Yesterday I shared with you a report from Folo the Great that Jack Kirby used to play pranks on the fan press by feeding them misleading information. I found no details about this anyplace on the internet but Folo has fleshed out what he previously wrote with the following:

I'm in the middle of Marvel Comics: The Untold Story right now, and it's causing me to think about Kirby's pranks. These were mentioned in a fanzine years ago, a warning not to believe anything Jack told you; however, reading the book is making me think that Jack was being lied to and manipulated and would tell things that were planned as if they were written in stone and which later went by the wayside. And judging by the news this morning about a Disney leak they refuse to answer, it almost looks like it's happening again!

Of course I'm curious what fanzine the information Folo refers to appeared in, and my investigation is ongoing.

UPDATE: Click here to read about the Conclusion of this investigation.

Friday, March 08, 2013

Jack Kirby, Incorrigible Prankster

This week Folo Watkins, one of my Champaign-Urbana Comic Book Club compatriots from over three decades ago, posted the following on his Facebook page:

"Apparently Carrie Fisher is the new Jack Kirby (fans of the king will understand that)"

Hmmm, I said to myself, I don't understand that. I wasn't sure what Folo meant.  I'm not afraid to say when I don't understand something so I posted "?" in response, hoping that he would spill the beans. And he did! Folo wrote back the following explanation:

"Carrie made up a story about returning to the Star Wars cycle as a joke, just as Jack used to tell tall tales of new projects to fans and fanzines as jokes. Whether Jack wore a slavegirl outfit, though, was only between him and Roz."

Then I got what he meant. I had seen a headline a few days earlier indicating that Ms. Fisher would be having a starring role in the next Star Wars movie. That news did cause my eyebrow to arch seeing as how that lady (like myself) is about one hundred years old by now, but it did not interest me enough to read the article under the headline or to investigate any further.

The information about Jack Kirby having a reputation as a prankster was far more interesting to me. Did I (again) come late to the party? I have no recollection of these pranks but I will see if I can find out more.

UPDATE! Click here for  Jack Kirby, Incorrigible Prankster (Part 2) and here for (Part 3, Conclusion).

Monday, March 04, 2013

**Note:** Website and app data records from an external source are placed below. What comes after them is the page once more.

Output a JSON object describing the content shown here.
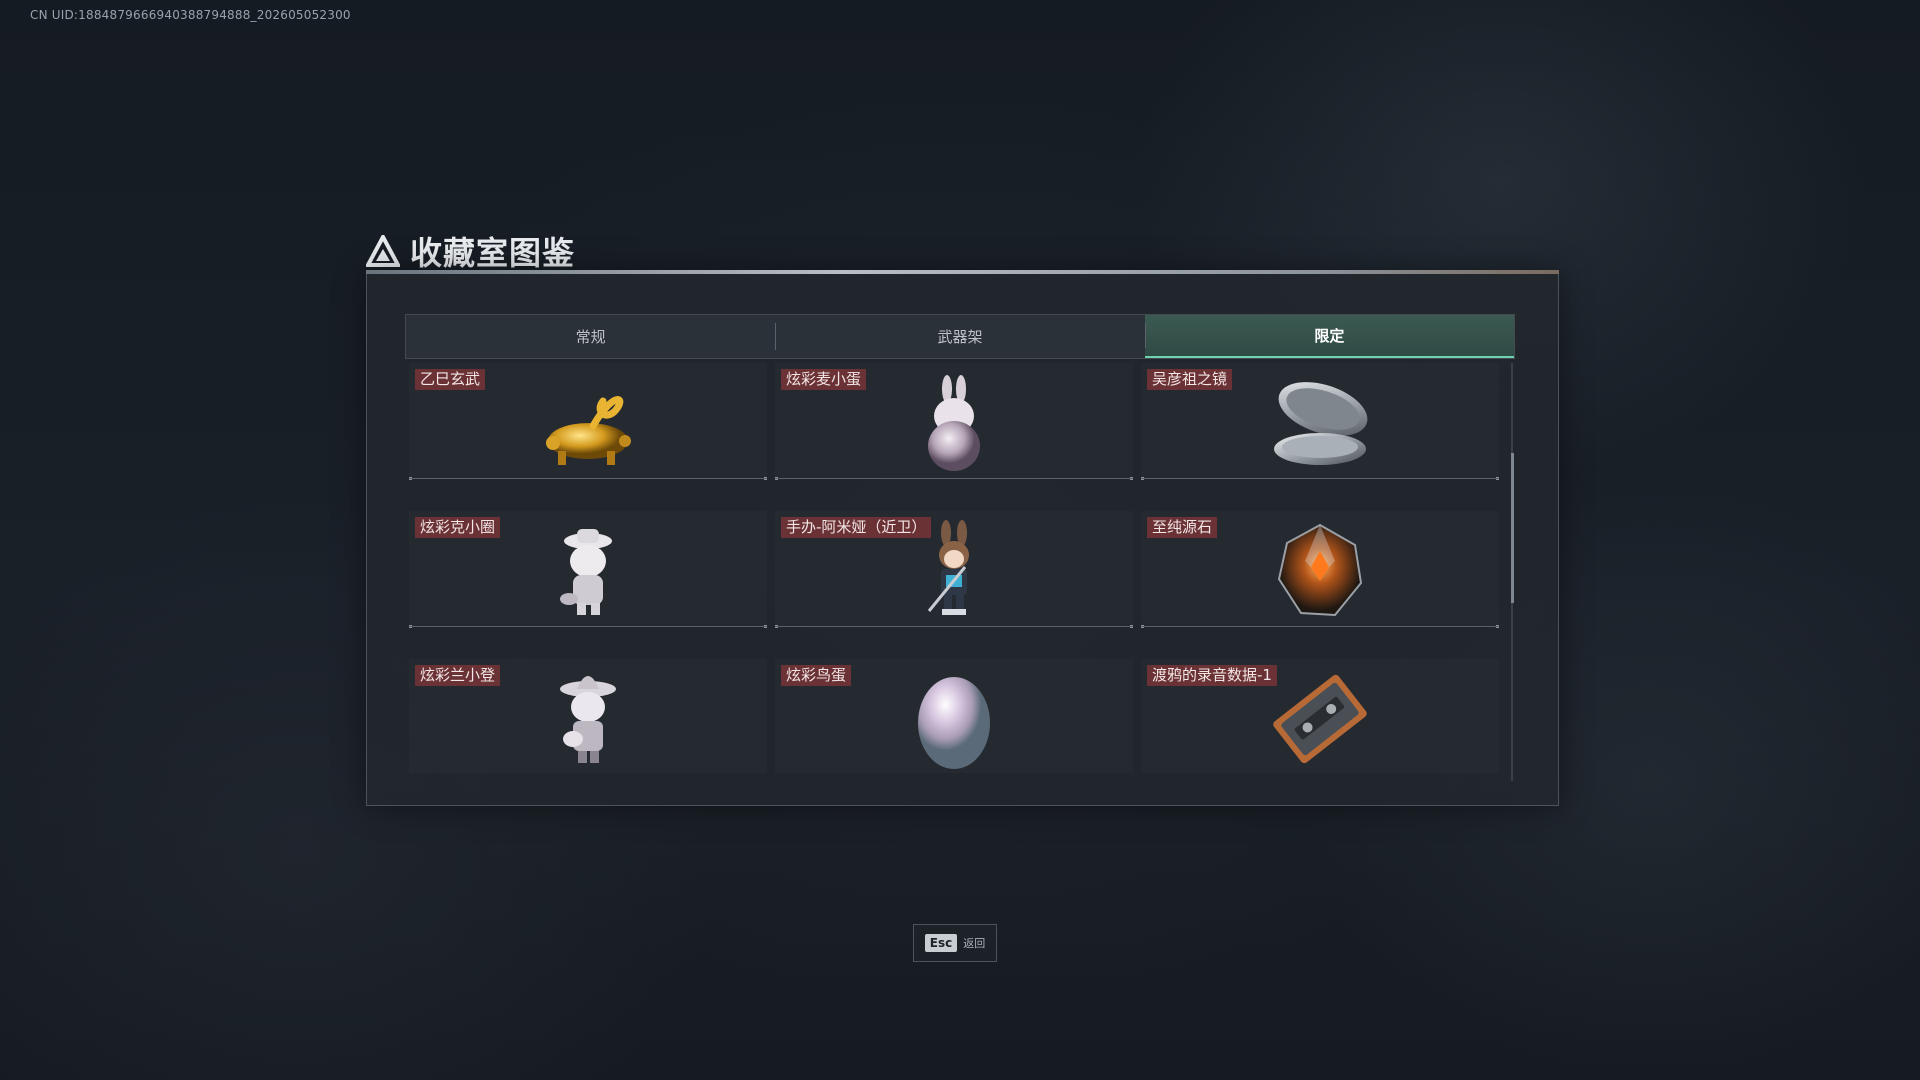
{
  "uid_text": "CN UID:1884879666940388794888_202605052300",
  "title": "收藏室图鉴",
  "tabs": [
    {
      "label": "常规",
      "active": false
    },
    {
      "label": "武器架",
      "active": false
    },
    {
      "label": "限定",
      "active": true
    }
  ],
  "items": [
    {
      "label": "乙巳玄武",
      "icon": "golden-serpent-tortoise-icon"
    },
    {
      "label": "炫彩麦小蛋",
      "icon": "bunny-egg-figure-icon"
    },
    {
      "label": "吴彦祖之镜",
      "icon": "compact-mirror-icon"
    },
    {
      "label": "炫彩克小圈",
      "icon": "hat-figure-icon"
    },
    {
      "label": "手办-阿米娅（近卫）",
      "icon": "amiya-figure-icon"
    },
    {
      "label": "至纯源石",
      "icon": "originium-crystal-icon"
    },
    {
      "label": "炫彩兰小登",
      "icon": "sombrero-figure-icon"
    },
    {
      "label": "炫彩鸟蛋",
      "icon": "iridescent-egg-icon"
    },
    {
      "label": "渡鸦的录音数据-1",
      "icon": "cassette-tape-icon"
    }
  ],
  "footer": {
    "key": "Esc",
    "label": "返回"
  },
  "colors": {
    "tag_bg": "#6b3236",
    "active_tab": "#2f4a44",
    "active_underline": "#6fd1b0"
  }
}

Jerry Ordway's Frustration

Jerry Ordway is a great comic book artist. I own every comic with his artwork in it and each and each of them is a treat to peruse. Mr. Ordway's unusual career path had him enter the business as an inker and then move into penciling and into writing, and the gentleman excels at all of these different aspects of the comics medium. He is one of my favorite comic artists; the majesty of his characters and the confidence of his line bring to my mind the no less than the legendary Wally Wood, one of the best artists in the long history of comics.

Mr. Ordway posted an article on his blog a day or two ago that startled me. He wrote that would like to draw more comics than he is given the opportunity to. He wishes the big companies would give him more work than they have been for the last few years. What exactly is wrong with those publishers? Jerry Ordway's artwork is so much better than what I see in so many of the current comics.

The blog article got me to start daydreaming. The new chap who will soon be taking over the art chores on Green Lantern is a pretty good artist, but I wonder whether those editors give a thought to selecting Jerry Ordway for that book. An Ordway Green Lantern? What an inspired choice that would have been!

Friday, March 01, 2013

Jack Kirby and Neal Adams Together

Jack Kirby (left) and Neal Adams (center)

Neal Adams was my favorite comic book artist in my younger days. Over the years my thoughts and preferences have transmogrified for many reasons (most of them enumerated in earlier blog posts) and for quite a few years I have identified Jack Kirby as my favorite comic book artist of all time.

It was fun for me to stumble upon the above photo of these two great artists at the 1973 San Diego Comicon. I have never seen any other photo of the two gents together but of course they did collaborate artistically on a small handful of comic covers in the early 1970s.
One is shown below from Jimmy Olsen #137